All the sectors examined recorded a trade deficit in technological services. In the farming sector, exports were concentrated in agriculture and livestock and turned over US$ 46.9 million, but the accrued deficit in the period came to US$ 8.1 million. The same imbalance was observed in all industrial sectors. Mining had a significant deficit of US$ 156.6 million. Even in the oil business, which, historically, has spent a great deal on Research and Development (ReD), we observed a cumulative technology deficit of around US$ 58.5 million. This performance was repeated too in manufacturing, which turned over US$ 7.5 billion in buying and selling technology, resulting in a technological deficit of US$ 1.6 billion.
The sectors with the highest technology exports, without, however, getting out of the red, were the car industry and capital goods. In the retail sector, the deficit came to US$ 458.9 million, and in services it was US$ 3.9 billion. Large companies accounted for 40% of exports. The share of small companies in exports was 13.4%. Imports were better distributed over companies of various sizes. Virene points out that very big companies had a share of only 3% of total spending, which in her opinion, shows that they have little interest in innovation.
Virene, again, recognizes that the size of the Brazilian domestic market – which absorbs 90% of local technology production – could, in some cases, justify this imbalance in technological trade in Brazil over the period. “Multinationals, for example, focus on the Brazilian domestic market”. She underlines, however, that this performance has what she calls a complicated structural bias. “We missed the boat at the turn of the 60’s to the 70’s, when the country’s competitive advantage lay not in domestic production but in extensive use of technology” she notes. In the last decade, the country neglected several factors that, today, help new incorporated technology into production to be dissipated and, as a result, they do not add value to the product, which would have had a favorable effect on exports.
One of the dissipation factors, she points out, is the “lack of education for technology”. “We bet heavily on eradicating illiteracy, in training abundant and cheap workers, without investing in the specific preparation of the labor force” she assessed. Also contributing to the this dissipation of investment is the fact that companies operate “strangled” by high taxation, raising what has become conventionally called the Brazil Cost.
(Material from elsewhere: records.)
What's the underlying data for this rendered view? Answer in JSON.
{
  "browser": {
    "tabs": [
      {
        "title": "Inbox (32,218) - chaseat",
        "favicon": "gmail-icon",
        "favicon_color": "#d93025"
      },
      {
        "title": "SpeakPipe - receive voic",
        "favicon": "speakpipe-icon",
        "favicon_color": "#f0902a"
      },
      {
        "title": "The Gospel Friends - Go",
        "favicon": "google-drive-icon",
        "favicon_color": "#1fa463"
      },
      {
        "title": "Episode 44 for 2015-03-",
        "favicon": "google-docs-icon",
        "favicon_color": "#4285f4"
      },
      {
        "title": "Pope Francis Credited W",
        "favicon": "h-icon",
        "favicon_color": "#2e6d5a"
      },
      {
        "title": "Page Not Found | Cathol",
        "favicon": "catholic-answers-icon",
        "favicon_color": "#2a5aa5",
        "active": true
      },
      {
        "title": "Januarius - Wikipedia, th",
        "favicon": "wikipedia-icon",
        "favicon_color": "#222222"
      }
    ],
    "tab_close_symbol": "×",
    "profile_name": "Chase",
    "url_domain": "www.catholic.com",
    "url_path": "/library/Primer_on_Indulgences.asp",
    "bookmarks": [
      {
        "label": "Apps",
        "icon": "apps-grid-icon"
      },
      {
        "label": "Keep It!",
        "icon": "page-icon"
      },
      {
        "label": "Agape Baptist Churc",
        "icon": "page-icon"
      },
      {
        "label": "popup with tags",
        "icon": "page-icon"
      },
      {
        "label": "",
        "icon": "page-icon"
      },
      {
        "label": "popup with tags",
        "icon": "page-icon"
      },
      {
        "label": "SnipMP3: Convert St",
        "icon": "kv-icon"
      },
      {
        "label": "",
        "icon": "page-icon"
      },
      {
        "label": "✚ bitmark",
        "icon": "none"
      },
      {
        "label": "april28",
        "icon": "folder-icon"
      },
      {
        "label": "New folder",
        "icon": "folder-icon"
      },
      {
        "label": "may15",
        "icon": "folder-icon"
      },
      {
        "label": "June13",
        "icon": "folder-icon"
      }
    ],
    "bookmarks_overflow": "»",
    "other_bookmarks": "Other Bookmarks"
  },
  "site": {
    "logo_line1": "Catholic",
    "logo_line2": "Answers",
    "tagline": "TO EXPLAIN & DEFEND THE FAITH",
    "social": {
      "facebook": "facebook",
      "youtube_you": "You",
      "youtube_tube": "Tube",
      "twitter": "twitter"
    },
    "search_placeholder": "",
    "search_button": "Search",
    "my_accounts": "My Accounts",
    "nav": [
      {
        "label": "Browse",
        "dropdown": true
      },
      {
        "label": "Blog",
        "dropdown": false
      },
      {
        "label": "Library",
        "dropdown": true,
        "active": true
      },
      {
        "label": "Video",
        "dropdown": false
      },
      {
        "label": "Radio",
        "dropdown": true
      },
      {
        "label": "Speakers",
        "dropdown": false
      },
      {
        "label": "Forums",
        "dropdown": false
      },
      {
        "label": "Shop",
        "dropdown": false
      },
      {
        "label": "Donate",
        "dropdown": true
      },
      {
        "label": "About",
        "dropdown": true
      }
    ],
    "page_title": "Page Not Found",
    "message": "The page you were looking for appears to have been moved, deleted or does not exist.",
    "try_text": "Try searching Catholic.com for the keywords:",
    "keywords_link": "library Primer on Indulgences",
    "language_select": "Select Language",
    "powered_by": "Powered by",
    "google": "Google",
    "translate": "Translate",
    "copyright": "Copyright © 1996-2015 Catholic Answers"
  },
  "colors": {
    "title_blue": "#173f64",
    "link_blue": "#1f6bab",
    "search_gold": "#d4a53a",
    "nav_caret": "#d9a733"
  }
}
She also points out the lack of an industrial policy, taking account of the needs of different needs. “The State cannot see what each sector needs”.Republish